Segment Open

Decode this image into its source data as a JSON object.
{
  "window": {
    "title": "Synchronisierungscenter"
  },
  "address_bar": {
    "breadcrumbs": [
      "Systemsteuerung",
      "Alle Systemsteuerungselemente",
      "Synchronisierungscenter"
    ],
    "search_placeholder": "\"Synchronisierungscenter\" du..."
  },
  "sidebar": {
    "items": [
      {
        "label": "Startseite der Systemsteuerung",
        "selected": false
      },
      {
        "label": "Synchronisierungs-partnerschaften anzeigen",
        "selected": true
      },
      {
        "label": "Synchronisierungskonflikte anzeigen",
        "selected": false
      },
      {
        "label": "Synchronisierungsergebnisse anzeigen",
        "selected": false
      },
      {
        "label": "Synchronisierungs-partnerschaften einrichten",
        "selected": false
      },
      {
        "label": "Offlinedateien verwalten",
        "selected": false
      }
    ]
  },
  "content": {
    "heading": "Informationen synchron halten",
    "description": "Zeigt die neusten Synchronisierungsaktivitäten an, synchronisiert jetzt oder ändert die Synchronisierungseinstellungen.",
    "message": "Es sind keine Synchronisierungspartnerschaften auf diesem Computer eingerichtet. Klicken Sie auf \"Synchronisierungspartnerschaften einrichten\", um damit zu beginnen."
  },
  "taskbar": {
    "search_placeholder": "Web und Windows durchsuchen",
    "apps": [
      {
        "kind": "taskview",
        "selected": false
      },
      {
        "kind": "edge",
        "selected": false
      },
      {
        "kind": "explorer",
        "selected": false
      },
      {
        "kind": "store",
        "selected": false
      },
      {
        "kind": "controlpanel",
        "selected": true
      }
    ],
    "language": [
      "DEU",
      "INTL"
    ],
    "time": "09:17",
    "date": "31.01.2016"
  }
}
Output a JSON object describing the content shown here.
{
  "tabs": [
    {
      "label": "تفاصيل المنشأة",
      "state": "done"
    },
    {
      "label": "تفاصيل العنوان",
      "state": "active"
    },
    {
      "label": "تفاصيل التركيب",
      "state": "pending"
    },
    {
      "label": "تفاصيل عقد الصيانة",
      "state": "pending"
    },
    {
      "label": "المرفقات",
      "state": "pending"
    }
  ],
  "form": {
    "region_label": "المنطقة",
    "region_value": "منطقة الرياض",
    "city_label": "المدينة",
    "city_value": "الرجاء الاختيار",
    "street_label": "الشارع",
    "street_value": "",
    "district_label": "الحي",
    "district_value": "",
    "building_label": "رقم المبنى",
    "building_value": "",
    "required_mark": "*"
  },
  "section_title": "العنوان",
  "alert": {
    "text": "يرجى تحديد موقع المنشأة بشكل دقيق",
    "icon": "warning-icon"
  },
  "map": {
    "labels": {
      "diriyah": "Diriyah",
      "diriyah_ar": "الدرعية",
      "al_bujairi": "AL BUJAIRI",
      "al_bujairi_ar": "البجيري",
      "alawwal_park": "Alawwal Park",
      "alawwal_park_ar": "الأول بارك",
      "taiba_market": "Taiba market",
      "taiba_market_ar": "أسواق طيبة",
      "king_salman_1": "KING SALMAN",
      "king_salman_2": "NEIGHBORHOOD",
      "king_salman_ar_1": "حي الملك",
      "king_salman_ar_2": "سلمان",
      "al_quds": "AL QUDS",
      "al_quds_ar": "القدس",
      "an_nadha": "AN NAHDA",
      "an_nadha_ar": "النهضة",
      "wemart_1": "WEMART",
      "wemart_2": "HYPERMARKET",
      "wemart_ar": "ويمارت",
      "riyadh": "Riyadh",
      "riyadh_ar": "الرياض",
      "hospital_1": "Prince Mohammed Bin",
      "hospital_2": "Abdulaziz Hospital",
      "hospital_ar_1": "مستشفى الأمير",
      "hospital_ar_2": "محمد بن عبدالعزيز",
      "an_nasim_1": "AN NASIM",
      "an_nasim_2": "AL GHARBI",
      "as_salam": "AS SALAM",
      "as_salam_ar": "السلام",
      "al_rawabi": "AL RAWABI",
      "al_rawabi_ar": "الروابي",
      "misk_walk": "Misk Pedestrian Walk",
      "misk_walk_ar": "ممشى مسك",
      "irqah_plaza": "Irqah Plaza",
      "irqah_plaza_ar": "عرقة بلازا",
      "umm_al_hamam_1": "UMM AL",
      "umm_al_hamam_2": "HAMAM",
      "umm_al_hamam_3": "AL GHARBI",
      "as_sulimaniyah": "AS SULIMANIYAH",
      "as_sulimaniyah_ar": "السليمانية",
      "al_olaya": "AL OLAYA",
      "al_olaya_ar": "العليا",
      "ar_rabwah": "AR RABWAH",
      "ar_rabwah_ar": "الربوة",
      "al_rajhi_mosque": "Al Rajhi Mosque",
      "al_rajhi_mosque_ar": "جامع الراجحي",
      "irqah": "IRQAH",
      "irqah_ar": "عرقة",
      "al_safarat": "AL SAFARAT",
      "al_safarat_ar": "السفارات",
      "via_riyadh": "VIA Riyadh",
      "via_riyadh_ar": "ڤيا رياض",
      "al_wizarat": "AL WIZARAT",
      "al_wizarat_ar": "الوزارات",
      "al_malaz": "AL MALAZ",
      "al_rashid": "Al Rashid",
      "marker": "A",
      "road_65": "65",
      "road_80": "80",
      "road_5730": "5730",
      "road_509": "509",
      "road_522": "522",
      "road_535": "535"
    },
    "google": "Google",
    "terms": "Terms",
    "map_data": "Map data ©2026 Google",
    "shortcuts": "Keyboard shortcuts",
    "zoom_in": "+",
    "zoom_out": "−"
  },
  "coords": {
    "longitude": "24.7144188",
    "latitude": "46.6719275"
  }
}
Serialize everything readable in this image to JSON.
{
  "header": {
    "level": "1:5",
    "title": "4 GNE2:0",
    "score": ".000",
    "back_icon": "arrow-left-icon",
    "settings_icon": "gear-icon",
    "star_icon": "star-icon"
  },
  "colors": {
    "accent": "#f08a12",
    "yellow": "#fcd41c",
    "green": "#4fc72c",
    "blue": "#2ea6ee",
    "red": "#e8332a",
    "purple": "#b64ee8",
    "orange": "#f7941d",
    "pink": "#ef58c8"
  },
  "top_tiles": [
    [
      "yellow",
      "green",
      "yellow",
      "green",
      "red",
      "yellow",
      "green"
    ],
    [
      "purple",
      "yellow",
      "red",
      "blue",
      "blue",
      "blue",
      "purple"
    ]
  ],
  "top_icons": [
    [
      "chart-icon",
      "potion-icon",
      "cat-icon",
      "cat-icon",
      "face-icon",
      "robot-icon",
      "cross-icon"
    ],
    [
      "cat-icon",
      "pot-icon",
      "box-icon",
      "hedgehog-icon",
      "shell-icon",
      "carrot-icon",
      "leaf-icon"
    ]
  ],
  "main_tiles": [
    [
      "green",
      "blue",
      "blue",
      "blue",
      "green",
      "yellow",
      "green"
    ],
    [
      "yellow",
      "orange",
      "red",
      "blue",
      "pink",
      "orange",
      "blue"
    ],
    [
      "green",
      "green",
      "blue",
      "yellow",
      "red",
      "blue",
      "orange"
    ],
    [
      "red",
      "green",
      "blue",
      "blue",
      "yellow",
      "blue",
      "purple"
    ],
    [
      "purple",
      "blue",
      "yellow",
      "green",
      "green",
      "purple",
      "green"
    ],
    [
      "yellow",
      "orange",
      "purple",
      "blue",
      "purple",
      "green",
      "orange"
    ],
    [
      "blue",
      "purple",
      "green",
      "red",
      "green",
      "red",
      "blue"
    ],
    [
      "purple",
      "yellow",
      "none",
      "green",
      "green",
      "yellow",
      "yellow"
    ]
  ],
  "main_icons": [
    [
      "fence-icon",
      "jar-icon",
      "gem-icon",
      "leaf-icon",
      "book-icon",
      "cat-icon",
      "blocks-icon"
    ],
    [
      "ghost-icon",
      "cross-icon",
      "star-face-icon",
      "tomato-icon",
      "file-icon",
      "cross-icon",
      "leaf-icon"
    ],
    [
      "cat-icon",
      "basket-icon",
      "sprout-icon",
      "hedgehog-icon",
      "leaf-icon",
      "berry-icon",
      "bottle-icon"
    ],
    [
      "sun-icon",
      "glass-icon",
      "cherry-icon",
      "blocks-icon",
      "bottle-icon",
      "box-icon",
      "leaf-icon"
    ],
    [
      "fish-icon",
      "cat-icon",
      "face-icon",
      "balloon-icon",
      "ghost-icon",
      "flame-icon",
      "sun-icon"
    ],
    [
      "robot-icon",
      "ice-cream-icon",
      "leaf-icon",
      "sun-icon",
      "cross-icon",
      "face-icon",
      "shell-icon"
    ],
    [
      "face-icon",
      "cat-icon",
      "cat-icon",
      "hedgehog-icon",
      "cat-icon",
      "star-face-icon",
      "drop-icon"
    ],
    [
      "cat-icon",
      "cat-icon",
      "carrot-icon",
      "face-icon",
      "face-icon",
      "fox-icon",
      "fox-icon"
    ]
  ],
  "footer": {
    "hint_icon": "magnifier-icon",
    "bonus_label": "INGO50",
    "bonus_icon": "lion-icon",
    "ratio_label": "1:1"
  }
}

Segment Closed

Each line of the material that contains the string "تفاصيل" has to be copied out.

> [Task output]:
      "label": "تفاصيل المنشأة",
      "label": "تفاصيل العنوان",
      "label": "تفاصيل التركيب",
      "label": "تفاصيل عقد الصيانة",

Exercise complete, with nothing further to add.